# The input:

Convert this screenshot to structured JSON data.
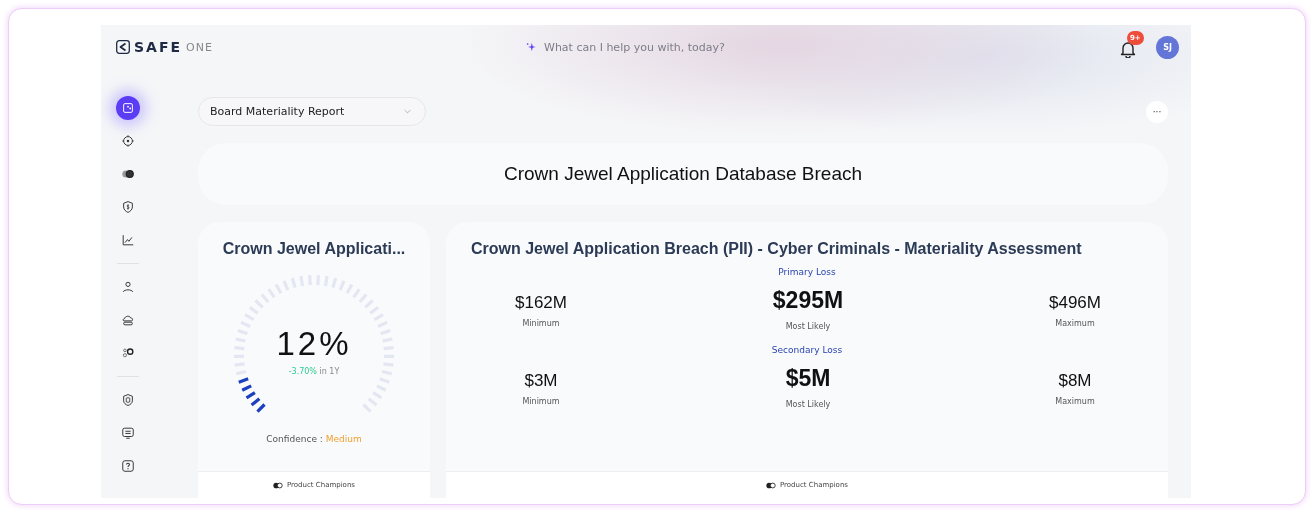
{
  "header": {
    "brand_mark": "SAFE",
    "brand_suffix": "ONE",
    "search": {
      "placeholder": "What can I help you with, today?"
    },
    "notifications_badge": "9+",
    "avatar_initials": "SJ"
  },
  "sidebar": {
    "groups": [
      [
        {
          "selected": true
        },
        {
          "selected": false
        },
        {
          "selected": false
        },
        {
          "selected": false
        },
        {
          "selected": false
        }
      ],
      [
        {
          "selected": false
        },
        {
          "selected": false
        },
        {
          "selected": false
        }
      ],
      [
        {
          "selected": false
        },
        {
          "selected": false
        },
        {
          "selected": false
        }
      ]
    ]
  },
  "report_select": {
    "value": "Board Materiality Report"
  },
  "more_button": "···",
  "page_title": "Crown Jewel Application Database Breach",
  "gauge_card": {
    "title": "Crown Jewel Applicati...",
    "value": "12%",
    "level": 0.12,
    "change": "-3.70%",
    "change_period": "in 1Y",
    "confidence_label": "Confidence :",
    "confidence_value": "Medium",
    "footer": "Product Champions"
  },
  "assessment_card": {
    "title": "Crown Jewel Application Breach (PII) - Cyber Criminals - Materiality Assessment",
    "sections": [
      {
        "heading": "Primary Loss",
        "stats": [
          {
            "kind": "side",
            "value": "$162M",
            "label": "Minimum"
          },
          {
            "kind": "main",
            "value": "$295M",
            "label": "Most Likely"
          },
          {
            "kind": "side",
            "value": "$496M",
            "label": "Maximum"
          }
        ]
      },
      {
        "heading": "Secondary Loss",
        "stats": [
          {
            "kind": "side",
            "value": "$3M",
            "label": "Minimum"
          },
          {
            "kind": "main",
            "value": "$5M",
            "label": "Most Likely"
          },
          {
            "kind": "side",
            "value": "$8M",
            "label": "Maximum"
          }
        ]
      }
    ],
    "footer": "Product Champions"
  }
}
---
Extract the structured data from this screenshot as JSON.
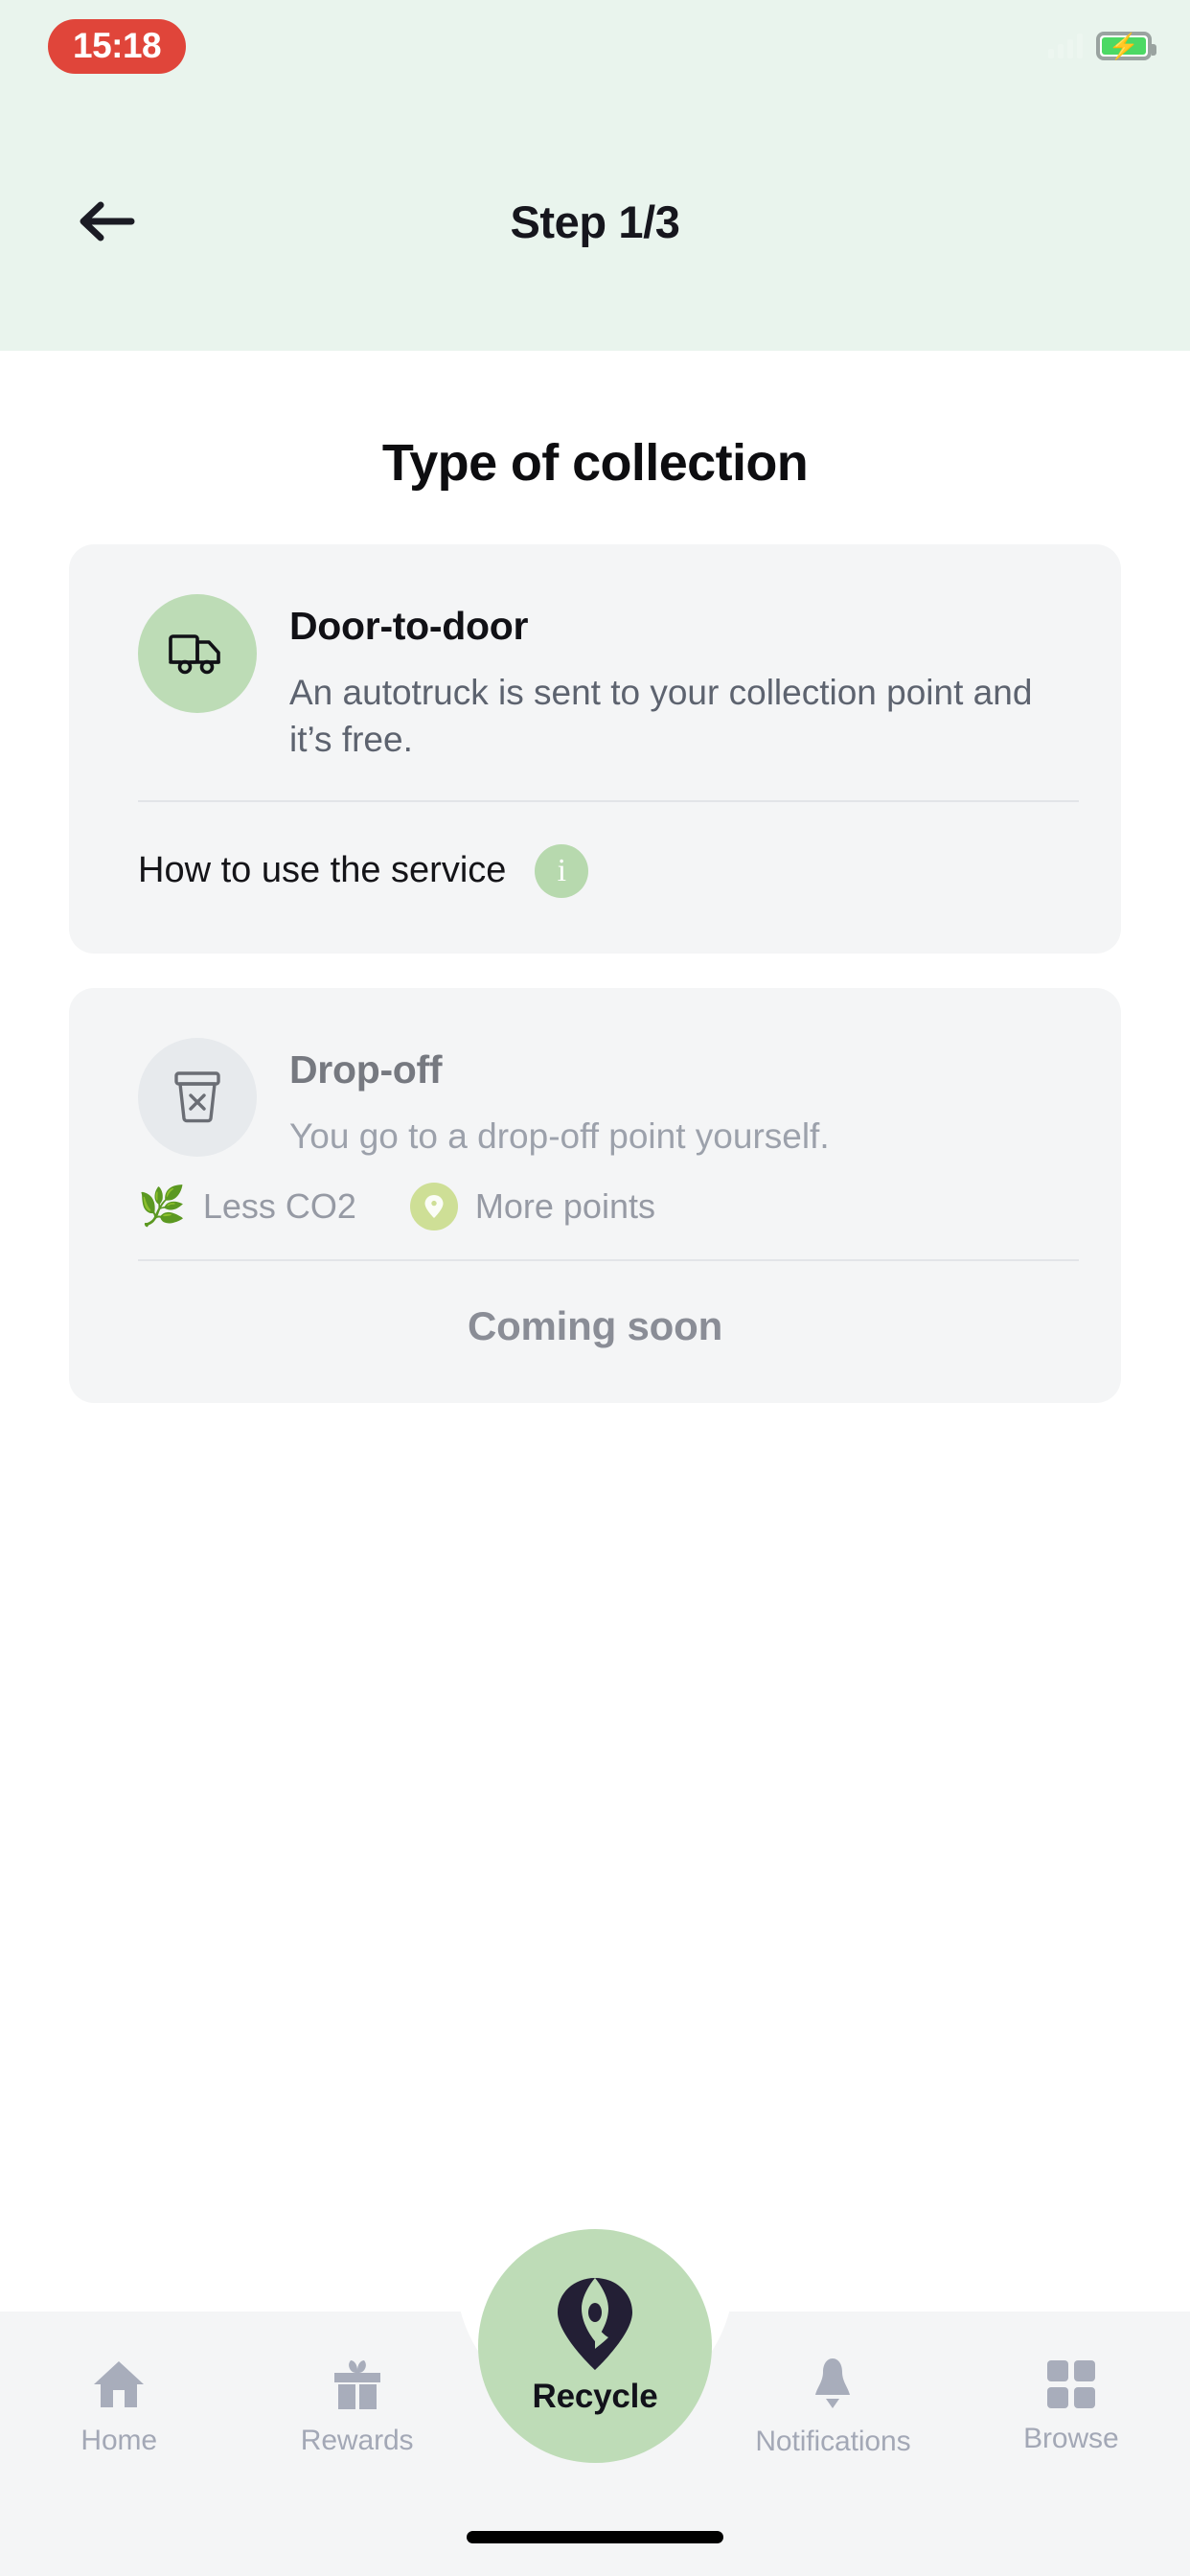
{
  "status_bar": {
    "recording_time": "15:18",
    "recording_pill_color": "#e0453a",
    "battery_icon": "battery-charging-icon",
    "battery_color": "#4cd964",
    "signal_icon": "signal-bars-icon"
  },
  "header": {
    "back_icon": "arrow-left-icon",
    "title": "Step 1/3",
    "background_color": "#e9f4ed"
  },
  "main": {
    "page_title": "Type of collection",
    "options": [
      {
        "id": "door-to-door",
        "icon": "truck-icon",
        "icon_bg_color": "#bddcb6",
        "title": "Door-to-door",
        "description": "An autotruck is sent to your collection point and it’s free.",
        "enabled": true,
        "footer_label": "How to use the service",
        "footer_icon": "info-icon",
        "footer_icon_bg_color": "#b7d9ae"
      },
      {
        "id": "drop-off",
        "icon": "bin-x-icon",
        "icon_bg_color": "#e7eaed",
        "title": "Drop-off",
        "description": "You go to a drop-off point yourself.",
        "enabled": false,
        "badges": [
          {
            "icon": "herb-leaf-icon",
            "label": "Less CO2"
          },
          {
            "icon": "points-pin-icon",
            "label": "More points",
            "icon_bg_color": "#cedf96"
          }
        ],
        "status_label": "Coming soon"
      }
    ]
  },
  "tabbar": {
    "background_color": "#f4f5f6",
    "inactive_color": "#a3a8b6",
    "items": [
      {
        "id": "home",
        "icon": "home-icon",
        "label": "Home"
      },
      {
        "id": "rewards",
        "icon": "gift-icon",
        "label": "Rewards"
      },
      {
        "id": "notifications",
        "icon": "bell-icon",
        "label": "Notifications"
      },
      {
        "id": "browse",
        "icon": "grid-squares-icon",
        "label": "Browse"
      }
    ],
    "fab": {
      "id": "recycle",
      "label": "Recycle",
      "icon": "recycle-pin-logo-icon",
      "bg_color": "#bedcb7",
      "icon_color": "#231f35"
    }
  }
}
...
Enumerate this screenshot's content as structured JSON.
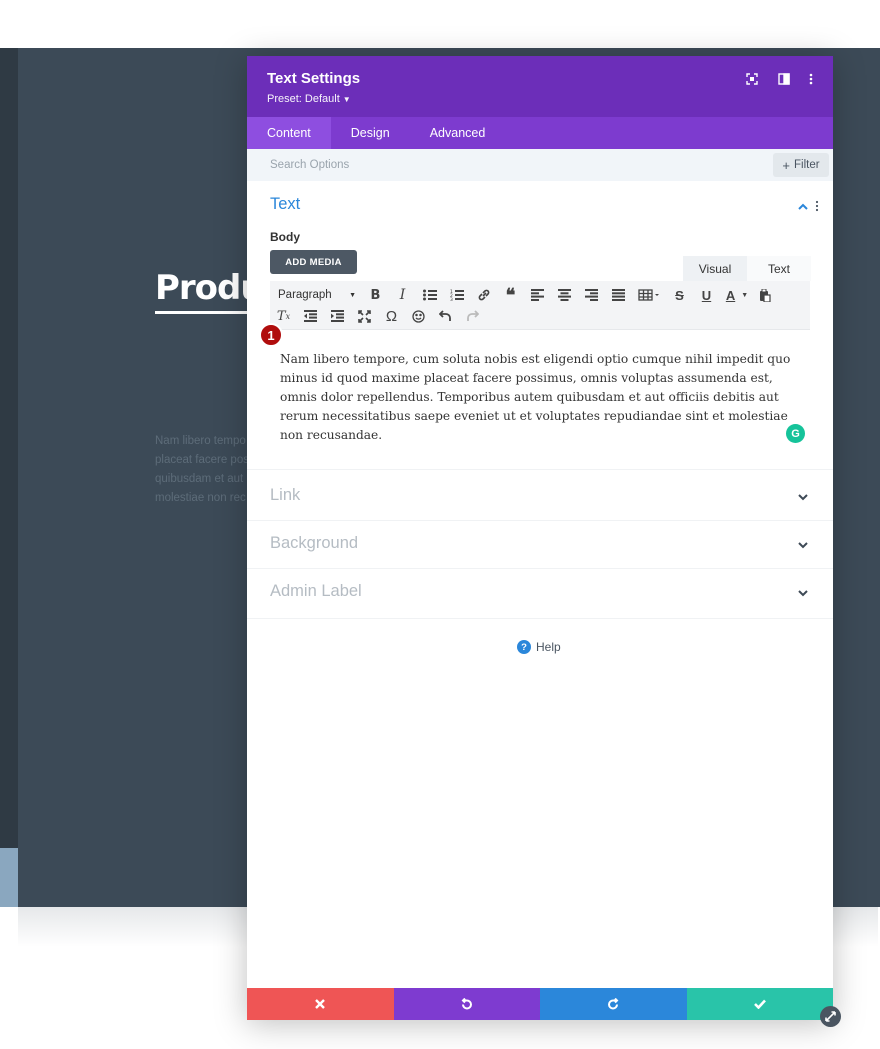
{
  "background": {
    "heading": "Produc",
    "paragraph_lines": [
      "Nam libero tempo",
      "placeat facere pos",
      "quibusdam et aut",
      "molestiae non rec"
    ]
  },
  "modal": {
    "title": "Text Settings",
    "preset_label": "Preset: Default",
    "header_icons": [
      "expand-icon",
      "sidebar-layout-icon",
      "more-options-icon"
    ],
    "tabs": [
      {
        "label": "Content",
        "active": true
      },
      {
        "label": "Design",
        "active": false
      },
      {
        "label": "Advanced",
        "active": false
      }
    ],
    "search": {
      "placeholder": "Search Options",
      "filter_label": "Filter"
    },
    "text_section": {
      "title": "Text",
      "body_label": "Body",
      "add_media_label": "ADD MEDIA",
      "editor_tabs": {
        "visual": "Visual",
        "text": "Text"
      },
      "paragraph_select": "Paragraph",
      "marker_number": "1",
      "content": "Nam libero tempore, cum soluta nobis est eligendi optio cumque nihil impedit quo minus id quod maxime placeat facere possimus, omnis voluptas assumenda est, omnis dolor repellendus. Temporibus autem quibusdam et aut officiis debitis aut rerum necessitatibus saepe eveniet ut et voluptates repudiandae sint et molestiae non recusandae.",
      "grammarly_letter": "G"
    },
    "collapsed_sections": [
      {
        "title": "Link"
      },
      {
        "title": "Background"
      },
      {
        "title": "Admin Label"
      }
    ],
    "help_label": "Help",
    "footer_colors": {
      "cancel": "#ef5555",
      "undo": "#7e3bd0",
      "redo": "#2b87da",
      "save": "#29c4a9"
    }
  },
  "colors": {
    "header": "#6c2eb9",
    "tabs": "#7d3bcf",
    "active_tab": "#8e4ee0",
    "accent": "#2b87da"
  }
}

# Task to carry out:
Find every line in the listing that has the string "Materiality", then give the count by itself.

# Task solution:
2